===== Extracted records =====

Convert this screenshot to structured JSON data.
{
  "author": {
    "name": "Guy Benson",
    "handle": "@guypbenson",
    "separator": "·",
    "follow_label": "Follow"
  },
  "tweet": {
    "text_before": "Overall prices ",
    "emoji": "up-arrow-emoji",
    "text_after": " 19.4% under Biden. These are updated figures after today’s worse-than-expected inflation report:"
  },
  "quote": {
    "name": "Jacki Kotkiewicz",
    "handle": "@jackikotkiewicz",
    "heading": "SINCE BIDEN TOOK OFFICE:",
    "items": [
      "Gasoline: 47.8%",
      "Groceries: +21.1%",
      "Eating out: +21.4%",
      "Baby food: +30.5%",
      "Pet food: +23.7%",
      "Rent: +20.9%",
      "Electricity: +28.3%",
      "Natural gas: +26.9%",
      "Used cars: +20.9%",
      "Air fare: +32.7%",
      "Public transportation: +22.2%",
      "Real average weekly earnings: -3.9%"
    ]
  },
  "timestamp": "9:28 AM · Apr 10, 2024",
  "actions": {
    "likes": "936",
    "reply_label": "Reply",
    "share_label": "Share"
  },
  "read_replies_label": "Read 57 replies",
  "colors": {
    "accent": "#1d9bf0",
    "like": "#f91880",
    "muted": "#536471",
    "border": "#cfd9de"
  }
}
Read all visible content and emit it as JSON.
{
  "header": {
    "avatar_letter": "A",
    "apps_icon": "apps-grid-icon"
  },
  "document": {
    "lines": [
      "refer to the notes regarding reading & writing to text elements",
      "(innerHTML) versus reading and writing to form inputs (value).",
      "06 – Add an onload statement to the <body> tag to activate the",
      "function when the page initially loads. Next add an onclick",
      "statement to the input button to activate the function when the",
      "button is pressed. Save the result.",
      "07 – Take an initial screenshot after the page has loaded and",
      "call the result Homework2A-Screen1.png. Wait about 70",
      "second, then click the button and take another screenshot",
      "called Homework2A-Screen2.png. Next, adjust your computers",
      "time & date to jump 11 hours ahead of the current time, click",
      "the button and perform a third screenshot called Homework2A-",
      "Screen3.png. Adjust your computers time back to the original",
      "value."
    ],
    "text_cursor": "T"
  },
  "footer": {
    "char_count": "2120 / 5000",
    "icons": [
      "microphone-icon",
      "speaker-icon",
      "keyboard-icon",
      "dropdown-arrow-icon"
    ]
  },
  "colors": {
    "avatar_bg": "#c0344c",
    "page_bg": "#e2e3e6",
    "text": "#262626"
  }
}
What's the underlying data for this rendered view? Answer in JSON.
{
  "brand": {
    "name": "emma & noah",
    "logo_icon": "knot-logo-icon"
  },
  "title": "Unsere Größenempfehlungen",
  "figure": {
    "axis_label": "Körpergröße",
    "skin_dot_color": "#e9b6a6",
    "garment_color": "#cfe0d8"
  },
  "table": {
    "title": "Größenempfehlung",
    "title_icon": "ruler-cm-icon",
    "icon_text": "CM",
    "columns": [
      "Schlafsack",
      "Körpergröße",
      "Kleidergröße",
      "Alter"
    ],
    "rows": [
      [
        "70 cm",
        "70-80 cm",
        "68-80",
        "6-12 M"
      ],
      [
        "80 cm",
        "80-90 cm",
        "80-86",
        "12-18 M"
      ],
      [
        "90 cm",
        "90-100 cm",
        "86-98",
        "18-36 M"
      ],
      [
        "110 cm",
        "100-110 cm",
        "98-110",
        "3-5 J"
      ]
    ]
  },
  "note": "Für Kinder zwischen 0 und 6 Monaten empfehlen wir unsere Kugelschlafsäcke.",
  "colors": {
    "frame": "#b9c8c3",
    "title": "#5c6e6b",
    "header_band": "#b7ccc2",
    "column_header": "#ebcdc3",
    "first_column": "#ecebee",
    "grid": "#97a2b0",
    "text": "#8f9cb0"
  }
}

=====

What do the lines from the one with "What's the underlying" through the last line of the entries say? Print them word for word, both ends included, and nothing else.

Exercise solution:
What's the underlying data for this rendered view? Answer in JSON.
{
  "brand": {
    "name": "emma & noah",
    "logo_icon": "knot-logo-icon"
  },
  "title": "Unsere Größenempfehlungen",
  "figure": {
    "axis_label": "Körpergröße",
    "skin_dot_color": "#e9b6a6",
    "garment_color": "#cfe0d8"
  },
  "table": {
    "title": "Größenempfehlung",
    "title_icon": "ruler-cm-icon",
    "icon_text": "CM",
    "columns": [
      "Schlafsack",
      "Körpergröße",
      "Kleidergröße",
      "Alter"
    ],
    "rows": [
      [
        "70 cm",
        "70-80 cm",
        "68-80",
        "6-12 M"
      ],
      [
        "80 cm",
        "80-90 cm",
        "80-86",
        "12-18 M"
      ],
      [
        "90 cm",
        "90-100 cm",
        "86-98",
        "18-36 M"
      ],
      [
        "110 cm",
        "100-110 cm",
        "98-110",
        "3-5 J"
      ]
    ]
  },
  "note": "Für Kinder zwischen 0 und 6 Monaten empfehlen wir unsere Kugelschlafsäcke.",
  "colors": {
    "frame": "#b9c8c3",
    "title": "#5c6e6b",
    "header_band": "#b7ccc2",
    "column_header": "#ebcdc3",
    "first_column": "#ecebee",
    "grid": "#97a2b0",
    "text": "#8f9cb0"
  }
}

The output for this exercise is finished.